### What is needed:
What follows is a set of records; copy all of it exactly.

Records from a data source
....................
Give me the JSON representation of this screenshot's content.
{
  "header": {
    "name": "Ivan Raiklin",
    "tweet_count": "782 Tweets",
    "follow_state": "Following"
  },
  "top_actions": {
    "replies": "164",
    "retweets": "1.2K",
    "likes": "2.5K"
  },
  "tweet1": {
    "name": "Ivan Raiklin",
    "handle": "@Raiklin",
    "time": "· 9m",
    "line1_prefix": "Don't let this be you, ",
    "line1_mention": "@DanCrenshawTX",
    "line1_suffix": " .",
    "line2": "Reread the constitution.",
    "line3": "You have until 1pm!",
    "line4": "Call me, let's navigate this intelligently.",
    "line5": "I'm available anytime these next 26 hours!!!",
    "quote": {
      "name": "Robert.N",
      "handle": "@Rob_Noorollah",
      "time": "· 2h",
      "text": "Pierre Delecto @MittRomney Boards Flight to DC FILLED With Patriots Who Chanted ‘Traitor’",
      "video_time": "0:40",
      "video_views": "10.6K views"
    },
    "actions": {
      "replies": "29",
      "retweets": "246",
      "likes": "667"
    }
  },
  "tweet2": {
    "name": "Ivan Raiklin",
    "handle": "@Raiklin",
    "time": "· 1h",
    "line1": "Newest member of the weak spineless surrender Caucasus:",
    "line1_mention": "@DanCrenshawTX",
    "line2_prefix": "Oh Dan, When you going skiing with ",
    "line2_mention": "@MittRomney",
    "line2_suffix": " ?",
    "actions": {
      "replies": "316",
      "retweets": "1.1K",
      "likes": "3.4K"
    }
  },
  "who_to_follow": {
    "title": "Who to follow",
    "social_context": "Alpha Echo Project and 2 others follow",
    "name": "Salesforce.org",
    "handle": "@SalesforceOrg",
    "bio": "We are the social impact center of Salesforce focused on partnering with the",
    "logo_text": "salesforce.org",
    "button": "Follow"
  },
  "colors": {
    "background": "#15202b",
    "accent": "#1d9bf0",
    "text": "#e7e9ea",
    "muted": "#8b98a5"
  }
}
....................
### Response to the exercise:
Give me the JSON representation of this screenshot's content.
{
  "header": {
    "name": "Ivan Raiklin",
    "tweet_count": "782 Tweets",
    "follow_state": "Following"
  },
  "top_actions": {
    "replies": "164",
    "retweets": "1.2K",
    "likes": "2.5K"
  },
  "tweet1": {
    "name": "Ivan Raiklin",
    "handle": "@Raiklin",
    "time": "· 9m",
    "line1_prefix": "Don't let this be you, ",
    "line1_mention": "@DanCrenshawTX",
    "line1_suffix": " .",
    "line2": "Reread the constitution.",
    "line3": "You have until 1pm!",
    "line4": "Call me, let's navigate this intelligently.",
    "line5": "I'm available anytime these next 26 hours!!!",
    "quote": {
      "name": "Robert.N",
      "handle": "@Rob_Noorollah",
      "time": "· 2h",
      "text": "Pierre Delecto @MittRomney Boards Flight to DC FILLED With Patriots Who Chanted ‘Traitor’",
      "video_time": "0:40",
      "video_views": "10.6K views"
    },
    "actions": {
      "replies": "29",
      "retweets": "246",
      "likes": "667"
    }
  },
  "tweet2": {
    "name": "Ivan Raiklin",
    "handle": "@Raiklin",
    "time": "· 1h",
    "line1": "Newest member of the weak spineless surrender Caucasus:",
    "line1_mention": "@DanCrenshawTX",
    "line2_prefix": "Oh Dan, When you going skiing with ",
    "line2_mention": "@MittRomney",
    "line2_suffix": " ?",
    "actions": {
      "replies": "316",
      "retweets": "1.1K",
      "likes": "3.4K"
    }
  },
  "who_to_follow": {
    "title": "Who to follow",
    "social_context": "Alpha Echo Project and 2 others follow",
    "name": "Salesforce.org",
    "handle": "@SalesforceOrg",
    "bio": "We are the social impact center of Salesforce focused on partnering with the",
    "logo_text": "salesforce.org",
    "button": "Follow"
  },
  "colors": {
    "background": "#15202b",
    "accent": "#1d9bf0",
    "text": "#e7e9ea",
    "muted": "#8b98a5"
  }
}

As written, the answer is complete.